With poor indoor air quality now recognised as a major factor underlying occupant health issues and reduced productivity, it has become an important consideration for building design and management.
Poor indoor air quality can be the result of external pollutants entering building interiors, use of pollutant emitting building and cleaning materials, damage or poor maintenance of HVAC systems or the decay of interior building elements. Such indoor air pollution has now become associated with ‘sick building syndrome’ which can be a combination of ailments resulting from poor indoor air quality. This might include irritation to eyes, nose or respiratory systems, headaches, nausea, fatigue and in some cases may include potentially fatal symptoms.
While UK legislation has minimum design requirements and guidance on ventilation systems, BREEAM has comprehensive assessment criteria by which to ensure good indoor air quality. These include:
- the specification of materials with low pollutant content and emissions.
- minimum design criteria that provide fresh air and prevent the ingress of external pollutants.
- CO2 sensors to ensure a balanced indoor air composition.
- a preoccupancy building flush out to rid spaces of pollutants emitted during construction.
- limits and air quality tests for specific indoor pollutants.
- measures to remove, control and dilute pollutant sources.
- design and strategies to ensure that buildings can be completely naturally ventilated.
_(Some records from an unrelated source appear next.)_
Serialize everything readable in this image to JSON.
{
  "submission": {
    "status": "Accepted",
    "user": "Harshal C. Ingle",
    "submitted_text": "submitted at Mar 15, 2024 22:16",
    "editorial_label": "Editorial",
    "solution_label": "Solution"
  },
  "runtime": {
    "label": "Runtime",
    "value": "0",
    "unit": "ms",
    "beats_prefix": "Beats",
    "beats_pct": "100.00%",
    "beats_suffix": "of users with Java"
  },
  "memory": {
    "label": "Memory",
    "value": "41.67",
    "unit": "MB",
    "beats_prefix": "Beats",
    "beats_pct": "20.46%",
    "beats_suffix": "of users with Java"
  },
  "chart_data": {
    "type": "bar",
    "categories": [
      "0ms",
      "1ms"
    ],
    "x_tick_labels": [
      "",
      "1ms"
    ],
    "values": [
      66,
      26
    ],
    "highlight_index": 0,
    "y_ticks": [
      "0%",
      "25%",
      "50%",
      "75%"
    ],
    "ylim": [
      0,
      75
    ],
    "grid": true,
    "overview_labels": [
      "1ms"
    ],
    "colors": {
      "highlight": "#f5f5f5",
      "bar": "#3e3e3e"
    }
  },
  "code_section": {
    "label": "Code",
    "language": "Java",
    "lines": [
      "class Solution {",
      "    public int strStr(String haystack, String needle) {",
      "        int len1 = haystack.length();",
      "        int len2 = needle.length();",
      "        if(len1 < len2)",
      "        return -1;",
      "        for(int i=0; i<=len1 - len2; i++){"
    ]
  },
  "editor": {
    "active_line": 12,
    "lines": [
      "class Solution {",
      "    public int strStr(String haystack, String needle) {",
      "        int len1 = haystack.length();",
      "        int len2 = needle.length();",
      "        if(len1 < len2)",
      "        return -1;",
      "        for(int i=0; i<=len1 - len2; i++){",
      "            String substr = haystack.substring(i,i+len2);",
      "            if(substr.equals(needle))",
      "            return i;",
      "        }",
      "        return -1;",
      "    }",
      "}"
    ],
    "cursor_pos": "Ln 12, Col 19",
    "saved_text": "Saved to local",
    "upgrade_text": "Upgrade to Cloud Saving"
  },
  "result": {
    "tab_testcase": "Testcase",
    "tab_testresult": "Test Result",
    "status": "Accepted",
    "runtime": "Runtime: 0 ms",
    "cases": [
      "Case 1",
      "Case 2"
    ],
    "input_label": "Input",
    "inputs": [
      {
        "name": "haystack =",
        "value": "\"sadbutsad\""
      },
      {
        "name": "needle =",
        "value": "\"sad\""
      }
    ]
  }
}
The proper application of the above measures will ensure that indoor air quality is maintained throughout a building’s lifecycle. If you have a new development and would like advice on indoor air quality and the relevant BREEAM credits, feel free to contact one of our expert team.